Every line of the entries with the word "this" in it should be shown.

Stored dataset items
________

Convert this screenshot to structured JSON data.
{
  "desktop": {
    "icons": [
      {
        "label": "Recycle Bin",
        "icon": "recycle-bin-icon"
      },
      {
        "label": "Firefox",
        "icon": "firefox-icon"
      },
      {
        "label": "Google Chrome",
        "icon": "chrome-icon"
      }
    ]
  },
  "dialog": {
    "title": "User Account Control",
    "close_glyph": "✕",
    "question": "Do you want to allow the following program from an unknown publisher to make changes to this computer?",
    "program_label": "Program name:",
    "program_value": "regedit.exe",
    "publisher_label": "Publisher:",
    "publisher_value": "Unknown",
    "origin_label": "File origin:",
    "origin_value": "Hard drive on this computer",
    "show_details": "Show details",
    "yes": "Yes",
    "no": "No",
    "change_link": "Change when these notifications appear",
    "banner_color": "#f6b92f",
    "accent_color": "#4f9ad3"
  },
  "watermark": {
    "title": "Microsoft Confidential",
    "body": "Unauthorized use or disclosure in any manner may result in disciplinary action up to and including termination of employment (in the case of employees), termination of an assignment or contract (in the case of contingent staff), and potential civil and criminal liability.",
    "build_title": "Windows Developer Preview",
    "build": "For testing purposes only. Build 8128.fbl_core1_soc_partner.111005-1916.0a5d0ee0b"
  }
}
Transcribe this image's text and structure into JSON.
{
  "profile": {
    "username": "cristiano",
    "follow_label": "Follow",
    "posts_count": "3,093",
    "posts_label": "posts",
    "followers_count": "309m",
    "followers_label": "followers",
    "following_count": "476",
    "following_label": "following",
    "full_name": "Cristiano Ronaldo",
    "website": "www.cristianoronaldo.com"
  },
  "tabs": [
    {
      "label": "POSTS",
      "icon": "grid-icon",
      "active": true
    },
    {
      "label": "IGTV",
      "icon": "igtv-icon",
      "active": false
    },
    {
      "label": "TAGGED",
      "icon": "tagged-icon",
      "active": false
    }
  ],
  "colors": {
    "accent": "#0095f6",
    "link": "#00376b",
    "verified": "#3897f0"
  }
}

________

RESULT BELOW
Convert this screenshot to structured JSON data.
    "question": "Do you want to allow the following program from an unknown publisher to make changes to this computer?",
    "origin_value": "Hard drive on this computer",
Transcribe this image's text and structure into JSON.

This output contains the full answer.